Can you be too drunk to consent to a breathalyzer test?


GA Drunk Driving Laws - Breathalyzer Consent/>It might sound too crazy to be true, but some Georgia drivers are actually asserting that they were too impaired to consent to a DUI test. In the same way that an individual cannot sign a contract while intoxicated, some criminal defense attorneys suggest that there are serious constitutional grounds for asserting that a drunk driver cannot be required to submit a blood, breath, or urine sample.

How Do Changing Marijuana Laws Affect Me?


Marijuana laws are changing rapidly across the country. Possession of the drug may be illegal in your state, but a short drive across state lines could mean that sale and use is now completely permissible.

Marijuana laws in the US are currently in a volatile flux. The federal government is finding it difficult to maintain strict laws against the drug, while states continue to legalize its use for both medicinal and recreational purposes. How do these changes affect residents in Georgia?

Frequently Asked Questions About Shoplifting


Being charged with shoplifting in Georgia can be classified as either a misdemeanor or a felony depending on the value of the goods that were stolen. From the moment that security detains you, there are many questions that are probably racing through your head about how to handle the situation.

Shoplifting involves two sets of questions: where do your rights end and how far can the store go to prevent theft? Balancing these two questions means that the legal system is trying to find who overstepped their boundaries. Was the store allowed to confront and detain you? Did they have probable cause? Were you caught on video tampering or concealing items?

What To Expect With A First Offense DUI Charge in Georgia


States around the country are getting tougher on DUI’s. Considering the thousands of lives that drunk driving claims every year, it is no wonder that the criminal justice system is cracking down on DUI offenders.
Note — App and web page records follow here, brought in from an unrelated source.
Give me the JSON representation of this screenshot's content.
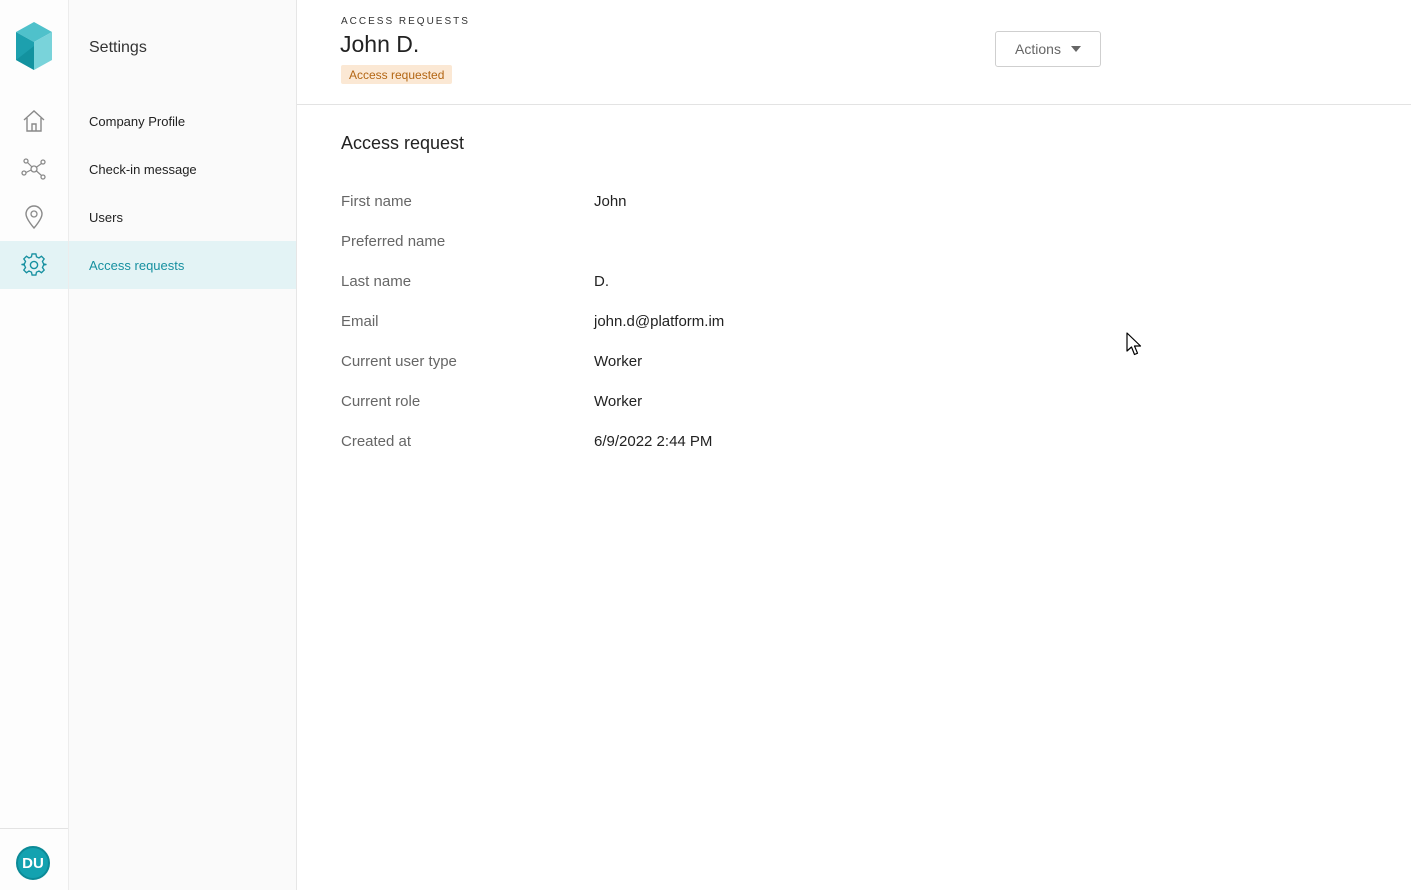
{
  "app": {
    "avatar_initials": "DU",
    "accent_color": "#13a2b0",
    "active_bg": "#e3f3f5"
  },
  "rail": {
    "items": [
      {
        "icon": "home-icon"
      },
      {
        "icon": "network-icon"
      },
      {
        "icon": "location-pin-icon"
      },
      {
        "icon": "gear-icon",
        "active": true
      }
    ]
  },
  "subnav": {
    "title": "Settings",
    "items": [
      {
        "label": "Company Profile"
      },
      {
        "label": "Check-in message"
      },
      {
        "label": "Users"
      },
      {
        "label": "Access requests",
        "active": true
      }
    ]
  },
  "header": {
    "eyebrow": "ACCESS REQUESTS",
    "title": "John D.",
    "status_badge": "Access requested",
    "actions_label": "Actions"
  },
  "detail": {
    "section_title": "Access request",
    "fields": [
      {
        "label": "First name",
        "value": "John"
      },
      {
        "label": "Preferred name",
        "value": ""
      },
      {
        "label": "Last name",
        "value": "D."
      },
      {
        "label": "Email",
        "value": "john.d@platform.im"
      },
      {
        "label": "Current user type",
        "value": "Worker"
      },
      {
        "label": "Current role",
        "value": "Worker"
      },
      {
        "label": "Created at",
        "value": "6/9/2022 2:44 PM"
      }
    ]
  }
}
After being arrested on your first DUI charge, you should understand that your life will irrevocably change. Money will be spent, attorneys will be met, and your personal reputation will take a hit. Minimizing the damage from a DUI is only possible with an experienced criminal attorney by your side to guide you through the legal process.